“Teaching of English has morphed from being a mutually beneficial practice to become a massive international business that it is today,” says Patricia Ryan, who has been teaching English at the British Council for over 30 years in the Gulf countries, in her Don’t Insist on English TED talk. I could not agree with her more! In the last years, there has been an explosion of foreign language schools, high schools, kindergartens, summer camps, certificates, courses, exchange programs and so on and so forth. I do not say that it is bad; I only say it should not be that commercial. When I was attending a German course in Österreich Institut, I was very surprised that grammar was divided into separate sections, so that students would enroll in the following semester. Furthermore when I started learning English, there were 3 levels – beginner, intermediate and advanced. Later I found out that there were 6 levels (A1, A2, B1, B2, C1 and C2) and nowadays they are 12 (A1.1, A1.2, B1.1. etc.)! The number of language certificates and tests has also boomed, and millions of people are paying lots of money to obtain them. There has to be some way out!

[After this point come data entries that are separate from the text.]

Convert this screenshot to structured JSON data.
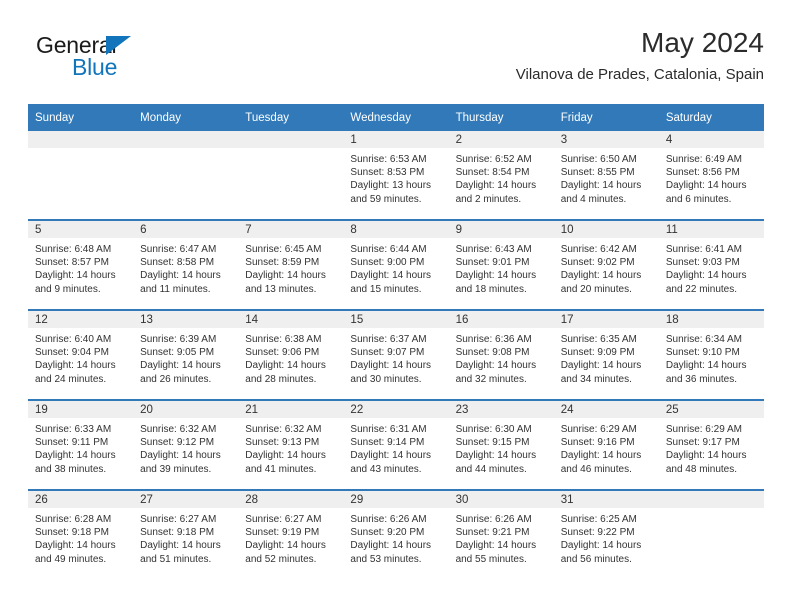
{
  "brand": {
    "name_part1": "General",
    "name_part2": "Blue",
    "triangle_color": "#1275bc"
  },
  "header": {
    "month_title": "May 2024",
    "location": "Vilanova de Prades, Catalonia, Spain"
  },
  "theme": {
    "header_blue": "#3179b8",
    "daynum_band": "#efefef",
    "text": "#333333"
  },
  "calendar": {
    "weekday_headers": [
      "Sunday",
      "Monday",
      "Tuesday",
      "Wednesday",
      "Thursday",
      "Friday",
      "Saturday"
    ],
    "weeks": [
      [
        {
          "day": "",
          "empty": true
        },
        {
          "day": "",
          "empty": true
        },
        {
          "day": "",
          "empty": true
        },
        {
          "day": "1",
          "sunrise": "Sunrise: 6:53 AM",
          "sunset": "Sunset: 8:53 PM",
          "daylight": "Daylight: 13 hours and 59 minutes."
        },
        {
          "day": "2",
          "sunrise": "Sunrise: 6:52 AM",
          "sunset": "Sunset: 8:54 PM",
          "daylight": "Daylight: 14 hours and 2 minutes."
        },
        {
          "day": "3",
          "sunrise": "Sunrise: 6:50 AM",
          "sunset": "Sunset: 8:55 PM",
          "daylight": "Daylight: 14 hours and 4 minutes."
        },
        {
          "day": "4",
          "sunrise": "Sunrise: 6:49 AM",
          "sunset": "Sunset: 8:56 PM",
          "daylight": "Daylight: 14 hours and 6 minutes."
        }
      ],
      [
        {
          "day": "5",
          "sunrise": "Sunrise: 6:48 AM",
          "sunset": "Sunset: 8:57 PM",
          "daylight": "Daylight: 14 hours and 9 minutes."
        },
        {
          "day": "6",
          "sunrise": "Sunrise: 6:47 AM",
          "sunset": "Sunset: 8:58 PM",
          "daylight": "Daylight: 14 hours and 11 minutes."
        },
        {
          "day": "7",
          "sunrise": "Sunrise: 6:45 AM",
          "sunset": "Sunset: 8:59 PM",
          "daylight": "Daylight: 14 hours and 13 minutes."
        },
        {
          "day": "8",
          "sunrise": "Sunrise: 6:44 AM",
          "sunset": "Sunset: 9:00 PM",
          "daylight": "Daylight: 14 hours and 15 minutes."
        },
        {
          "day": "9",
          "sunrise": "Sunrise: 6:43 AM",
          "sunset": "Sunset: 9:01 PM",
          "daylight": "Daylight: 14 hours and 18 minutes."
        },
        {
          "day": "10",
          "sunrise": "Sunrise: 6:42 AM",
          "sunset": "Sunset: 9:02 PM",
          "daylight": "Daylight: 14 hours and 20 minutes."
        },
        {
          "day": "11",
          "sunrise": "Sunrise: 6:41 AM",
          "sunset": "Sunset: 9:03 PM",
          "daylight": "Daylight: 14 hours and 22 minutes."
        }
      ],
      [
        {
          "day": "12",
          "sunrise": "Sunrise: 6:40 AM",
          "sunset": "Sunset: 9:04 PM",
          "daylight": "Daylight: 14 hours and 24 minutes."
        },
        {
          "day": "13",
          "sunrise": "Sunrise: 6:39 AM",
          "sunset": "Sunset: 9:05 PM",
          "daylight": "Daylight: 14 hours and 26 minutes."
        },
        {
          "day": "14",
          "sunrise": "Sunrise: 6:38 AM",
          "sunset": "Sunset: 9:06 PM",
          "daylight": "Daylight: 14 hours and 28 minutes."
        },
        {
          "day": "15",
          "sunrise": "Sunrise: 6:37 AM",
          "sunset": "Sunset: 9:07 PM",
          "daylight": "Daylight: 14 hours and 30 minutes."
        },
        {
          "day": "16",
          "sunrise": "Sunrise: 6:36 AM",
          "sunset": "Sunset: 9:08 PM",
          "daylight": "Daylight: 14 hours and 32 minutes."
        },
        {
          "day": "17",
          "sunrise": "Sunrise: 6:35 AM",
          "sunset": "Sunset: 9:09 PM",
          "daylight": "Daylight: 14 hours and 34 minutes."
        },
        {
          "day": "18",
          "sunrise": "Sunrise: 6:34 AM",
          "sunset": "Sunset: 9:10 PM",
          "daylight": "Daylight: 14 hours and 36 minutes."
        }
      ],
      [
        {
          "day": "19",
          "sunrise": "Sunrise: 6:33 AM",
          "sunset": "Sunset: 9:11 PM",
          "daylight": "Daylight: 14 hours and 38 minutes."
        },
        {
          "day": "20",
          "sunrise": "Sunrise: 6:32 AM",
          "sunset": "Sunset: 9:12 PM",
          "daylight": "Daylight: 14 hours and 39 minutes."
        },
        {
          "day": "21",
          "sunrise": "Sunrise: 6:32 AM",
          "sunset": "Sunset: 9:13 PM",
          "daylight": "Daylight: 14 hours and 41 minutes."
        },
        {
          "day": "22",
          "sunrise": "Sunrise: 6:31 AM",
          "sunset": "Sunset: 9:14 PM",
          "daylight": "Daylight: 14 hours and 43 minutes."
        },
        {
          "day": "23",
          "sunrise": "Sunrise: 6:30 AM",
          "sunset": "Sunset: 9:15 PM",
          "daylight": "Daylight: 14 hours and 44 minutes."
        },
        {
          "day": "24",
          "sunrise": "Sunrise: 6:29 AM",
          "sunset": "Sunset: 9:16 PM",
          "daylight": "Daylight: 14 hours and 46 minutes."
        },
        {
          "day": "25",
          "sunrise": "Sunrise: 6:29 AM",
          "sunset": "Sunset: 9:17 PM",
          "daylight": "Daylight: 14 hours and 48 minutes."
        }
      ],
      [
        {
          "day": "26",
          "sunrise": "Sunrise: 6:28 AM",
          "sunset": "Sunset: 9:18 PM",
          "daylight": "Daylight: 14 hours and 49 minutes."
        },
        {
          "day": "27",
          "sunrise": "Sunrise: 6:27 AM",
          "sunset": "Sunset: 9:18 PM",
          "daylight": "Daylight: 14 hours and 51 minutes."
        },
        {
          "day": "28",
          "sunrise": "Sunrise: 6:27 AM",
          "sunset": "Sunset: 9:19 PM",
          "daylight": "Daylight: 14 hours and 52 minutes."
        },
        {
          "day": "29",
          "sunrise": "Sunrise: 6:26 AM",
          "sunset": "Sunset: 9:20 PM",
          "daylight": "Daylight: 14 hours and 53 minutes."
        },
        {
          "day": "30",
          "sunrise": "Sunrise: 6:26 AM",
          "sunset": "Sunset: 9:21 PM",
          "daylight": "Daylight: 14 hours and 55 minutes."
        },
        {
          "day": "31",
          "sunrise": "Sunrise: 6:25 AM",
          "sunset": "Sunset: 9:22 PM",
          "daylight": "Daylight: 14 hours and 56 minutes."
        },
        {
          "day": "",
          "empty": true
        }
      ]
    ]
  }
}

Dominance of English versus loss of native languages
We can simultaneously observe globalization of English, which is currently being studied by 2 billion people, and loss of native languages. Did you know that a language dies every 14 days? It is estimated that there are 6,000 languages and in 90 years, the number is expected to reduce to 90 only. It’s shocking and sad. That’s why United Nations declared 21st February as the International Mother Language Day in order to promote the language diversity. On one side it is good to have a common language for many nations and beat the legacy of Tower of Babel, on the other side it should not become a mania. I am myself proud about my mother tongue (Czech), which is an incredibly rich and beautiful language.
Whiny articles are not helpful, so here are some of my suggestions to help you escape the trap.
- Don’t be a mean perfectionist.
Unless you must speak on TV or publish a book, you should not be so worried about your mistakes. Rather be proud about yourself. Easy to say, hard to do, but try.
- Don’t pay, if you don’t have to.
- Stick with one book.
This has proven helpful to me. Do not get overwhelmed by abundance of textbooks, websites and applications, it will only get you confused. Once you are done with your textbook, pick a new one.
- Be proud about your mother tongue and promote it.
That’s it, those were some of my reflections. I would be happy, if you could tell me your opinion or share the article with your friends. If you are still interested in learning more, do watch this 5 minute video on The World English Mania by Jay Walker and BEAUTIFUL 14 cute illustrations of untranslatable words in Portuguese, Norwegian, Arabic, Japanese, Yiddish, Spanish, French, Swedish, German and Pascuense.